by mark gurman and mark bergen The Lenovo Group Ltd Mirage Solo VR headset with Google Daydream and Mirage Camera are displayed during the 2018 CES in Las Vegas. Bavor says several technological breakthroughs will be required to miniaturise the display and optics.

— Bloomberg Companies pushing new virtual reality headsets talked a good game at CES 2018 in Las Vegas last week. Facebook’s Oculus touted new features in its upcoming US$200 (RM791) Oculus Go, a device designed to do for VR what the iPhone did for the smartphone, Google and Lenovo showed off a jointly designed headset that will sell for the half the price of an iPhone, and HTC announced an updated Vive headset with beefier graphics.  Hugo Barra, who runs virtual reality products for Facebook, says “VR is just in its infancy.

We’re just seeing the market beginning to take off.”  The new gear is an improvement on what’s out there. It’s cheaper, lighter and less likely to require tethering to a smartphone or computer.

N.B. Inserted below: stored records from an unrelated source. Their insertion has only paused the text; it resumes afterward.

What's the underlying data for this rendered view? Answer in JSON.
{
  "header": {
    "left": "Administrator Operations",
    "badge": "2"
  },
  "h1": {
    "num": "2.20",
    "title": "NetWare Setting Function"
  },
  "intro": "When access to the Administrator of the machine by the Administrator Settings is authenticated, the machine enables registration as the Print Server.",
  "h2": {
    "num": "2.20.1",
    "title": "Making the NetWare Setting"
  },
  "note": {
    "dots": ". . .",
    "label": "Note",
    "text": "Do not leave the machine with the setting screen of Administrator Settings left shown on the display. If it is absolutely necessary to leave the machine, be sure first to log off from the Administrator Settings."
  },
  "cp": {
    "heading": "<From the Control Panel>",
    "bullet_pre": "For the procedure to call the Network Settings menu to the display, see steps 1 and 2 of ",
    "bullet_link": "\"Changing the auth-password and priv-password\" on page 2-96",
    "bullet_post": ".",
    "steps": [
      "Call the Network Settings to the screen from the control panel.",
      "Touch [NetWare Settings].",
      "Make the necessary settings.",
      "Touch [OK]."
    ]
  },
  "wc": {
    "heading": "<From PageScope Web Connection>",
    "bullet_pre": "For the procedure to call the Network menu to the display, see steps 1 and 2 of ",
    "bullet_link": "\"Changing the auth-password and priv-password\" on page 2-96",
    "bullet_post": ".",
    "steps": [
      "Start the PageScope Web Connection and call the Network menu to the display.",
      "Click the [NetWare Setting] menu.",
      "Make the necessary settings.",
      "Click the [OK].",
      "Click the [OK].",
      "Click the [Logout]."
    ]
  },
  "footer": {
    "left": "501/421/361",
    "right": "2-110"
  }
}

That could help popularize VR technology.  It also gives companies something to sell while they figure out augmented reality, widely believed to have more mass-market appeal than virtual reality. VR isolates users while AR lays digital information over the real world, offering countless potential consumer and commercial applications-streaming basketball stats to fans during games, say, or sending instructions to mechanics repairing complicated equipment.

Companies are racing to be the first to get lightweight augmented reality glasses into consumers’ hands. Amazon, which pioneered the smart speaker, hasn’t said much publicly about AR or VR. Read more from…

thumbnail courtesy of